Saturday, July 10, 2010

Who speaks for the Hunter?

One issue that has been coming through quite strongly in comments on Hunter Valley media and also on this blog is the perception that planning and Government actions in the Hunter lack coordination and vision. I asked in response to one comment just what bodies were responsible for providing an integrated voice across the Hunter. My respondent wasn't sure, so I went to do some digging.

There is actually a Minister for the Hunter, presently Jodi McKay, the Member for Newcastle. The Minster's role is not very clear, nor is that of her portfolio. If you follow the portfolio link through, you come to the NSW Premier's & Cabinet web site. However, there is no identifiable structure that I can find within P&C that represents the Hunter Ministry. There also appear to be no ministerial press releases as such, although Jodi McKay's electorate web site has some in her role as member.

The NSW State Plan is meant to provide an over-arching framework for development and service delivery within the state. This includes a part labelled Hunter Local Action Plan. This is essentially a list of activities.

   NSW Planning has a section on its web site entitled Hunter Region. When you click on this you find that there is a Lower Hunter Regional Strategy. The rest of the Valley is not covered beyond an earlier assessment  on coal mining in the Upper Hunter.

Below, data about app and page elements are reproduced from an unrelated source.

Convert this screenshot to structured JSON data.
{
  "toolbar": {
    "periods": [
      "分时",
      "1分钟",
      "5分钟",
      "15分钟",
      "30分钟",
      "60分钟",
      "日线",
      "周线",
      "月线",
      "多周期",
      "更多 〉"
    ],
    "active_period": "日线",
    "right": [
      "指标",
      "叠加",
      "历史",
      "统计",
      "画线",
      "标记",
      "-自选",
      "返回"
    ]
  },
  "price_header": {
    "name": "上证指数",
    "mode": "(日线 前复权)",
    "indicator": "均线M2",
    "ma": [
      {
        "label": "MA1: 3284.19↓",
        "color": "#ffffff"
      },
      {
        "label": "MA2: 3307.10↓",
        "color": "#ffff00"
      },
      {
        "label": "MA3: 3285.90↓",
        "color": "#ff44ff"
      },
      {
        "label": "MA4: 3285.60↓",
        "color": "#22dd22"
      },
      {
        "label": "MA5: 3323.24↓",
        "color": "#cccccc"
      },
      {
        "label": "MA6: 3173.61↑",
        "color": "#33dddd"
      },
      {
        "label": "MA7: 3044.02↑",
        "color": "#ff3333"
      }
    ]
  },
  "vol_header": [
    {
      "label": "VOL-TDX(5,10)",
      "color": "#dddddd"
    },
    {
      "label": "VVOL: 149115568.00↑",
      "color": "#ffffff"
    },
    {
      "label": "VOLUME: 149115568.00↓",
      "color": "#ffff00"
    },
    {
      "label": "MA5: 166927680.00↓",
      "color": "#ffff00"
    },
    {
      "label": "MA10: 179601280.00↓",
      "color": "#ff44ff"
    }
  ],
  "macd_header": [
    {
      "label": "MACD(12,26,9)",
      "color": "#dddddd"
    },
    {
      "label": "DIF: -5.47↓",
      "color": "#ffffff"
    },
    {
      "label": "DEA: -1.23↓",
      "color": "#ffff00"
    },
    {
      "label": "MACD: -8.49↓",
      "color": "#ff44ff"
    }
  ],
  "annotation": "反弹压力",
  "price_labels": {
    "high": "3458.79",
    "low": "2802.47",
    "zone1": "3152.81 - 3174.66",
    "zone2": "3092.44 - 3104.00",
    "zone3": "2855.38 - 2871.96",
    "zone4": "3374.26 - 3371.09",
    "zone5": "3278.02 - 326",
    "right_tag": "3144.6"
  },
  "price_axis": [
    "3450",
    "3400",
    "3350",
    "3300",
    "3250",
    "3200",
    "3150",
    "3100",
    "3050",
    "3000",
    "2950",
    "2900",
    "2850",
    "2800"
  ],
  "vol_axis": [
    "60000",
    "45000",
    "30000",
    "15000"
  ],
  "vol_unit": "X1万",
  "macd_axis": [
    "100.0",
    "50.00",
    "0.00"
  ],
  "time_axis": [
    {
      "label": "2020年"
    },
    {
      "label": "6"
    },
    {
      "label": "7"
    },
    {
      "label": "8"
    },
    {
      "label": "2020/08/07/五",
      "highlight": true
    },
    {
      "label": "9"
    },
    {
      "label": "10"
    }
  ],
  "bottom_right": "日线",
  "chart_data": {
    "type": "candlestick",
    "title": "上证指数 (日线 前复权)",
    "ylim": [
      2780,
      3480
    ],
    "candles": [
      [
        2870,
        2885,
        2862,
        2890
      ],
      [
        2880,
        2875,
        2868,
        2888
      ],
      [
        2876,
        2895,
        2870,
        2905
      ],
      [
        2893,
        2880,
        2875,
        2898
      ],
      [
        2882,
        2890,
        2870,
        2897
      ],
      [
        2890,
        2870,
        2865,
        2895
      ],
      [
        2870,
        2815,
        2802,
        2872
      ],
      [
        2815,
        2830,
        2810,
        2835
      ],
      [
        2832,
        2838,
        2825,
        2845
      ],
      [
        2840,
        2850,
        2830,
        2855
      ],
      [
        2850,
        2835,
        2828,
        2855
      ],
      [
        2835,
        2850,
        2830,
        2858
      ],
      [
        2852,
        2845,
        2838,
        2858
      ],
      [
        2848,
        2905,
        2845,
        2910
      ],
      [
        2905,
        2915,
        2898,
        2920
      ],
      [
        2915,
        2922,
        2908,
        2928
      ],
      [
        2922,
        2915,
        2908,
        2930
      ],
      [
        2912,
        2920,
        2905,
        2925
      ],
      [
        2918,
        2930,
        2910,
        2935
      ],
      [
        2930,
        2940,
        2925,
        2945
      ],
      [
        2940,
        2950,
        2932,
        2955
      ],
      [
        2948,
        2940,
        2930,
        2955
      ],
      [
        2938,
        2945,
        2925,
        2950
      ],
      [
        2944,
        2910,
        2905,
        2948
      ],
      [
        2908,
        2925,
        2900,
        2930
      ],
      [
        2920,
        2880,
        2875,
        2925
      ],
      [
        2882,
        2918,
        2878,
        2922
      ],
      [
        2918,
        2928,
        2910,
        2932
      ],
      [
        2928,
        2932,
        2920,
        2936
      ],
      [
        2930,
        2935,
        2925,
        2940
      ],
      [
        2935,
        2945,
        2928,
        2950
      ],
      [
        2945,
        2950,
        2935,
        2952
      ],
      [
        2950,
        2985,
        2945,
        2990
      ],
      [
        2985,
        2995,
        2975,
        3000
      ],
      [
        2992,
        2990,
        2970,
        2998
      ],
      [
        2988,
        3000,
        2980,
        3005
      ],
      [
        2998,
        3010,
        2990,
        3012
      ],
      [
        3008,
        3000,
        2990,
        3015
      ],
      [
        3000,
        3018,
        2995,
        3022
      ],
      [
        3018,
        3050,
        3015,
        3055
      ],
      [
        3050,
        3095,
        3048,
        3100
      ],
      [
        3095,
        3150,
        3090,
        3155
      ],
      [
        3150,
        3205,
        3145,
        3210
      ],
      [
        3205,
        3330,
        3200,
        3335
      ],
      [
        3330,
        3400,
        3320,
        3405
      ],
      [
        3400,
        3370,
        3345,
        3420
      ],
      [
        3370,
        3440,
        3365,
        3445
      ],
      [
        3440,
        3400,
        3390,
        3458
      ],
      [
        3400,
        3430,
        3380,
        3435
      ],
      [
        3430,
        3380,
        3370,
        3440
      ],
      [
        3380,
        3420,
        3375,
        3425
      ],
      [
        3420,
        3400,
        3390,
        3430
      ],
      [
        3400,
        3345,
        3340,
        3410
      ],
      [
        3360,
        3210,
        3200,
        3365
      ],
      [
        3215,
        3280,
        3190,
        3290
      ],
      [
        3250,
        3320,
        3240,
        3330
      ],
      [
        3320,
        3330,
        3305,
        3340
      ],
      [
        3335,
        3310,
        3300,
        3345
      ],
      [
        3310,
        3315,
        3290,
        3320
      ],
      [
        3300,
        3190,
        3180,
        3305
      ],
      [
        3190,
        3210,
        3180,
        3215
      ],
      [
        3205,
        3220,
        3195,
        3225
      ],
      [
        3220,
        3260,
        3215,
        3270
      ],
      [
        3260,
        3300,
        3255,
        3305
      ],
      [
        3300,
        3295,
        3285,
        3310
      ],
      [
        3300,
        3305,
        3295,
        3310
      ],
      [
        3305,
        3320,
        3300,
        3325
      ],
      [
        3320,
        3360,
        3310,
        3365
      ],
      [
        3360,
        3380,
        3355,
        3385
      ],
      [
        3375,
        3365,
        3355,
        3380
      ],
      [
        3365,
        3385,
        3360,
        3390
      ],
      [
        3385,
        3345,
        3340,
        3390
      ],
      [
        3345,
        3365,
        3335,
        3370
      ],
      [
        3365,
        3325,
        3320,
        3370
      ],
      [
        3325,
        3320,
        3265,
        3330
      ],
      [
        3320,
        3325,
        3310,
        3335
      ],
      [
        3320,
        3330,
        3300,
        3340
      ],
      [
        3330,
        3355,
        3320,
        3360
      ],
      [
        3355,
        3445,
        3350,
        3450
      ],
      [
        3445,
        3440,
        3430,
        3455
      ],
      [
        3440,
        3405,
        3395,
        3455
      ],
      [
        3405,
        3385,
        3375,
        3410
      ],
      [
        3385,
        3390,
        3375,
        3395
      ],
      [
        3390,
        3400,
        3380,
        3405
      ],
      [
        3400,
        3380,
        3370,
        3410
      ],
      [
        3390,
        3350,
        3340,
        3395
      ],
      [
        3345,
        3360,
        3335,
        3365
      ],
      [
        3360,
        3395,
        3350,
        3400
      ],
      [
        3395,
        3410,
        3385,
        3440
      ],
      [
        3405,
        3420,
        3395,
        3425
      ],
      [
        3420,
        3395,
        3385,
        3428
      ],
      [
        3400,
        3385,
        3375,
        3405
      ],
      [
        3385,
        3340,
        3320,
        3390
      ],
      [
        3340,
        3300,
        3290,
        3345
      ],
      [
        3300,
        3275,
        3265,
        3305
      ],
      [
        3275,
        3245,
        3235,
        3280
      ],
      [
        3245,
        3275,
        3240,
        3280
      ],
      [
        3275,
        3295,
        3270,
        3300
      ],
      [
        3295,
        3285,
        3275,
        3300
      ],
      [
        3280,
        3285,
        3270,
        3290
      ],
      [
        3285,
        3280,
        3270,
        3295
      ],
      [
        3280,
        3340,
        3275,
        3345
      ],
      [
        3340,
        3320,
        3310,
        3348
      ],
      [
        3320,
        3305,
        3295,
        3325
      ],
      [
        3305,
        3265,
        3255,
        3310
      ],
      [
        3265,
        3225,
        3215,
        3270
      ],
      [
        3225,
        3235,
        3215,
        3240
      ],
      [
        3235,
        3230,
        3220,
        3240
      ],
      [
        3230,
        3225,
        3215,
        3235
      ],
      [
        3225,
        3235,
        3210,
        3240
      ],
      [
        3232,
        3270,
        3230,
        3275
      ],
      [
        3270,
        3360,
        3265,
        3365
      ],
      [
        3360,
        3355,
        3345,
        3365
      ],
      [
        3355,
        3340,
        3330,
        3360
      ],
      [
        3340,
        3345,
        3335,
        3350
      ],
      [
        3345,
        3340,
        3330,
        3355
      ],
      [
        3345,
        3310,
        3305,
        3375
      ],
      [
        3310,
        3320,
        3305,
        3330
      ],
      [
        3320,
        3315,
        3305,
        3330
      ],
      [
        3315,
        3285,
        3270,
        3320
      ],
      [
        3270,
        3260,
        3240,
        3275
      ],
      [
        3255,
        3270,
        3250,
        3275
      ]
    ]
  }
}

Beyond any Hunter specific strategies, the Valley is affected by a myriad of dlg_MapHT other State activities and action plans. So I continued digging to see what might encourage cooperation and coordination between the various councils on one side and all the other bodies affecting the Valley.

Looked at in this way, I found:

I am sure that there are many other bodies. These were the ones I found through a quick search.

I accept that this post is an incomplete analysis. I think, though, that I can see why the Hunter appears so fragmented.


Mark said...

Yes you mentioned a few stakeholders in that list Jim and they each have their own opinion on what is best. You can also see from reader comments on The Herald that there is unhealthy rivalry between LGA. Everywhere you look there is fragmentation, especially so with political seats such as Maitland and federally Paterson(Maitland) and everywhere else. More divide and rule perhaps?

Jim Belshaw said...

It certainly makes divide and rule a lot easier, Mark. However, some of the biggest problems actually come from what are really sins of omission, not commission. If you don't have mechanisms for vertical and horizontal integration or for presenting a broader view, its easy to become locked into your immediate little organisational world.